Dowsing Fact Sheets
by Sig Lonegren
This combination dowsing tool was developed by Verne Cameron in California in the middle of the last century. It is essentially a spring loaded L rod, but it has many different uses and can act as a number of different dowsing tools.
As its name suggests, it was initially designed to look at human auras, and to find holes in them. (For example, we humans usually have a hole in the small of our backs.) This tool is not very good at looking for a specific point as in “Drill here,” but rather, it is excellent at defining outer perimeters of energy fields, or for following underground veins of primary water, or other less than straight energetic phenomena.
Hold the aura meter in you hand with the wire and tip out directly in front of you in what would be the L rod search position. If it droops downward, you’re holding it up-side-down. Turn it the other way up. The tip should be sticking up in the air, but not so up that it doesn’t ride easily in this search position. Do not touch the wire exiting from the handle with your forefinger. Be careful not to twist your wrist. If you do that, it will turn, but you’re just cheating yourself.
Don’t be timid with this tool!
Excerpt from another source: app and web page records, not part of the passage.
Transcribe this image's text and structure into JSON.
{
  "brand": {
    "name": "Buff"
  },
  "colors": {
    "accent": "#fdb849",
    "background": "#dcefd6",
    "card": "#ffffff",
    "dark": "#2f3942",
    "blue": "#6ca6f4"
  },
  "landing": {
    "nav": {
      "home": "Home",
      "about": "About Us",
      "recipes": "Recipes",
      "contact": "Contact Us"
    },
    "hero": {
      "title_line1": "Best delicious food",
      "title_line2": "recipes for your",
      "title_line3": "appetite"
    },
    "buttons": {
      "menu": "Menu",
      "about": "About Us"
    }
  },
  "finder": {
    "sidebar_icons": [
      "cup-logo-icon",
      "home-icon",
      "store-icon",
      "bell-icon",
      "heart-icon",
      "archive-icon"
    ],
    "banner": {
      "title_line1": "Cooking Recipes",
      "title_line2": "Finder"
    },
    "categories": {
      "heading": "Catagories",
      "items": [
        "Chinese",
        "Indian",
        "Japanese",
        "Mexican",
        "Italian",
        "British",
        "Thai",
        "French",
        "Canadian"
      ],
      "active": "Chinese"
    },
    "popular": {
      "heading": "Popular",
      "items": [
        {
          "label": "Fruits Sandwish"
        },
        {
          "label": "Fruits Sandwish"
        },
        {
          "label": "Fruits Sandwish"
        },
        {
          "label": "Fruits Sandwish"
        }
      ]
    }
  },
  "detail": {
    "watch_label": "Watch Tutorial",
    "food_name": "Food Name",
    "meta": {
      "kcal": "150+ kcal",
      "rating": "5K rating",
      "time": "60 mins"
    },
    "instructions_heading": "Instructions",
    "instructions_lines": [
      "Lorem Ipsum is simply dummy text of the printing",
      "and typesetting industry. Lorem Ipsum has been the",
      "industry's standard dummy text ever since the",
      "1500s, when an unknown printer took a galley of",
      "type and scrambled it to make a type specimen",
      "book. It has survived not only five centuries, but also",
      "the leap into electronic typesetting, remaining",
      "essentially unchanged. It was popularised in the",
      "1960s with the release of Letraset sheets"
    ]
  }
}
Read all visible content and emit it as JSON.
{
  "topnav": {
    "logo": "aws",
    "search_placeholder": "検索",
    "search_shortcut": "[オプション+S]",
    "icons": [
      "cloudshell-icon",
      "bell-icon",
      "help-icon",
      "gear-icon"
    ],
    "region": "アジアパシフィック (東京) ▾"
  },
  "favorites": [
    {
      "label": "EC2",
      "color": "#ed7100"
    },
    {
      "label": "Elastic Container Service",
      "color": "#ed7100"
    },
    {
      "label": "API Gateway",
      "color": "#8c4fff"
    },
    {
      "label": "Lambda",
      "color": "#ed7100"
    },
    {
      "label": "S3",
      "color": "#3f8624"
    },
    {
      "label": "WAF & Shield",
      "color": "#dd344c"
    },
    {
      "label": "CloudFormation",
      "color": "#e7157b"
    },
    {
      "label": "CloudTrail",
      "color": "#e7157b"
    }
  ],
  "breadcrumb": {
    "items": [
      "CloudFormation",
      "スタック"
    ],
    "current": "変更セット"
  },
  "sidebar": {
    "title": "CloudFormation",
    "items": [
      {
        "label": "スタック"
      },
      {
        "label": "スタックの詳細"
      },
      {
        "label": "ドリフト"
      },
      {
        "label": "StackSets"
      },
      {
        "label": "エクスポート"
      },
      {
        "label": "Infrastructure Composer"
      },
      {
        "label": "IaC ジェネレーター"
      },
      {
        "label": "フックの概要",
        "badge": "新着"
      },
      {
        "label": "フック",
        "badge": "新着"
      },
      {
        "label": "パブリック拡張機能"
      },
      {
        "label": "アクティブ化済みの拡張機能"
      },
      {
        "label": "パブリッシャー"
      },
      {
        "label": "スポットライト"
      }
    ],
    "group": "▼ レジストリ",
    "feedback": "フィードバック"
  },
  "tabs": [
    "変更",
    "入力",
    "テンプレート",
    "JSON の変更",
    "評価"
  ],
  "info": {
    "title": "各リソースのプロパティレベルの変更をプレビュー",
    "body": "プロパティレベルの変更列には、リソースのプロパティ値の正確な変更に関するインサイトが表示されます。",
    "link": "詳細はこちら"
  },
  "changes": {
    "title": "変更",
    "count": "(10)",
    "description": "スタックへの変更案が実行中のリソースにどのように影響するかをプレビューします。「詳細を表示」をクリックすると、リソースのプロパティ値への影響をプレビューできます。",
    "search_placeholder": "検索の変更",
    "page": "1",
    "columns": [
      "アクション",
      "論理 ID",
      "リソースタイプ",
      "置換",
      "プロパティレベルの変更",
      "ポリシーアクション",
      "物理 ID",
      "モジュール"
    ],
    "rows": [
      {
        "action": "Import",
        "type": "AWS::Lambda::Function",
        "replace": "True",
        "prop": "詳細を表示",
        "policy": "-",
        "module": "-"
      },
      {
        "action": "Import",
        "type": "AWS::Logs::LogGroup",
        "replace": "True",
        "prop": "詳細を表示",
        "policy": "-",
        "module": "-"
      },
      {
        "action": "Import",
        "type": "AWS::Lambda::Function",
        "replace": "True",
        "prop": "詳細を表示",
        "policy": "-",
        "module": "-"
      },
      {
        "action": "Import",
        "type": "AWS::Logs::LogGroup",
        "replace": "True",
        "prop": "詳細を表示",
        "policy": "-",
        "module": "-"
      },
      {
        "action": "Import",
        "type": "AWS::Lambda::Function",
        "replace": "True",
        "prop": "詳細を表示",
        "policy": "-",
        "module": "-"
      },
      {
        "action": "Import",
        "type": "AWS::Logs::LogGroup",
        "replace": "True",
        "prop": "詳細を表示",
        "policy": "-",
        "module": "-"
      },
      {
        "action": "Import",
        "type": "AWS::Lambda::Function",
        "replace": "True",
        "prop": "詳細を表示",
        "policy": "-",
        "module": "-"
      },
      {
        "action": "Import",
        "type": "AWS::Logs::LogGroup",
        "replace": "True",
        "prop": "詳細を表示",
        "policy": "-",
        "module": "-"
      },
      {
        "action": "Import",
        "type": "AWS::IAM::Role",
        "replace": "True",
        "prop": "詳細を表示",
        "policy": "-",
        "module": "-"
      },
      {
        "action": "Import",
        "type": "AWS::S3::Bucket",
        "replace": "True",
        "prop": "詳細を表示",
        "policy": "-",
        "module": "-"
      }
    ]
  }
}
When looking for a vein, for example,
walk forward purposely, expecting the tip to be pushed off to one side
or the other when you hit the edge of the vein.
For map dowsing, bend the tip down – like a sniffing dog –
and it will lead you just as if you were on site.
When seeking direction of flow, stand on the vein, and holding it in
the search position, turn around in a circle. Ask, “Which way
is down stream?” Just as when you do this with a single L rod,
the tip of the rod will “stick” in the downstream direction.
As you continue to turn, it will stay pointing downstream.
Aurameter, unlike any other dowsing tool that I am familiar with, can
do two dowsing operations at once. While following a vein, for example,
you can ask a question like, “Is this vein more that twenty feet
down?” The tip will still follow the vein, but, like a wand or
bobber, it will bob up and down for “Yes” or go side-to-side
for “No.” This is the only dowsing tool I know of that can
do this. So it can follow something (by pushing against it and moving
forward), but at the same time, you can be asking yes or no questions
about the thing you are following, or something else, by using the tip
as a bobber or wand.
In closing, I need to say that this tool is rather expensive, and most dowsers do not need one. However, if you frequently need to follow things – like veins of water or other energies, it is much less stressful on your arms and wrists than other tools. Also, it is the best there is for helping others to see the curving energies that you are finding.
And, of course, it is great for looking at auras!
You can purchase a Cameron Aurameter (currently on special offer to
BSD members) at the Tools Section of BSD Supply. It is my favourite
tool for work in the field when exploring sacred space, and judging
by the "Which dowsing tool is most commonly used" poll in
the BSD Forum, a growing number of other BSD members would agree.
1933 - 2006 © The British Society of Dowsers